====== Source data
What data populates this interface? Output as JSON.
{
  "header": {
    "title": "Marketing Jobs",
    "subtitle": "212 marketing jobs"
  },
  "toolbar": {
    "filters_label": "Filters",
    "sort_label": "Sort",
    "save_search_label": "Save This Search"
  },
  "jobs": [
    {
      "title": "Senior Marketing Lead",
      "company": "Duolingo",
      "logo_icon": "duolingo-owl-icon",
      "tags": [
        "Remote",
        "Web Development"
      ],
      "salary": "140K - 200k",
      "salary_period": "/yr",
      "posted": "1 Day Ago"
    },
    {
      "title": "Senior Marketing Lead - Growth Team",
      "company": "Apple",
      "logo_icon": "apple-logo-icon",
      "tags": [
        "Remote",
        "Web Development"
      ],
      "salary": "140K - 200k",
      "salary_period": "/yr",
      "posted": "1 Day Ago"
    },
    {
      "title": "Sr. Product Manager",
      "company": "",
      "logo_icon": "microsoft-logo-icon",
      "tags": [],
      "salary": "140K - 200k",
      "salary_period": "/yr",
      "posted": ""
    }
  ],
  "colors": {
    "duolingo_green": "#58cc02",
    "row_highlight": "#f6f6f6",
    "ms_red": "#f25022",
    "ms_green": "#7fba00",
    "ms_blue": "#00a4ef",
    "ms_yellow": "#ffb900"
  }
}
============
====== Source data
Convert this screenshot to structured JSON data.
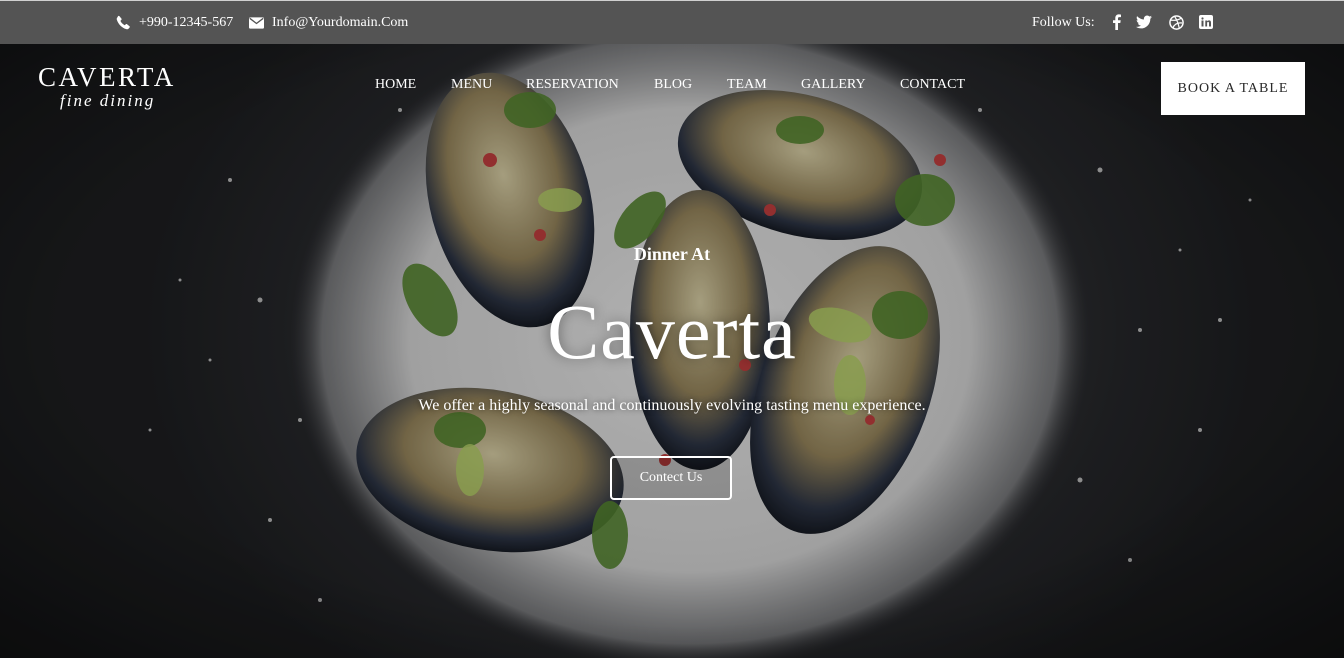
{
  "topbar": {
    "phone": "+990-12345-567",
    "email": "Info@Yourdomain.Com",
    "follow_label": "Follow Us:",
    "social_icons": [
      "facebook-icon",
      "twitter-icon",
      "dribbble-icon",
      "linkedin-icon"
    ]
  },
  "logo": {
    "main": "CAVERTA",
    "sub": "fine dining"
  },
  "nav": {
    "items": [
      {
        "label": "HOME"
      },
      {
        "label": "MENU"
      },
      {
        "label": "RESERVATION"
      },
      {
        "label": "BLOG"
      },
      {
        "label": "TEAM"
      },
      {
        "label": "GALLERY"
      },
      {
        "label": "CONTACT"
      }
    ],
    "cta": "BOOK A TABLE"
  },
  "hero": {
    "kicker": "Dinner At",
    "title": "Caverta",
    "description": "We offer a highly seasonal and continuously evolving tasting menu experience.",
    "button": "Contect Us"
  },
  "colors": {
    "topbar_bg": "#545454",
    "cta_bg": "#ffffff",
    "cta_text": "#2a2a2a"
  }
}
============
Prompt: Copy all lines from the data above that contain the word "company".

Result for this task:
      "company": "Duolingo",
      "company": "Apple",
      "company": "",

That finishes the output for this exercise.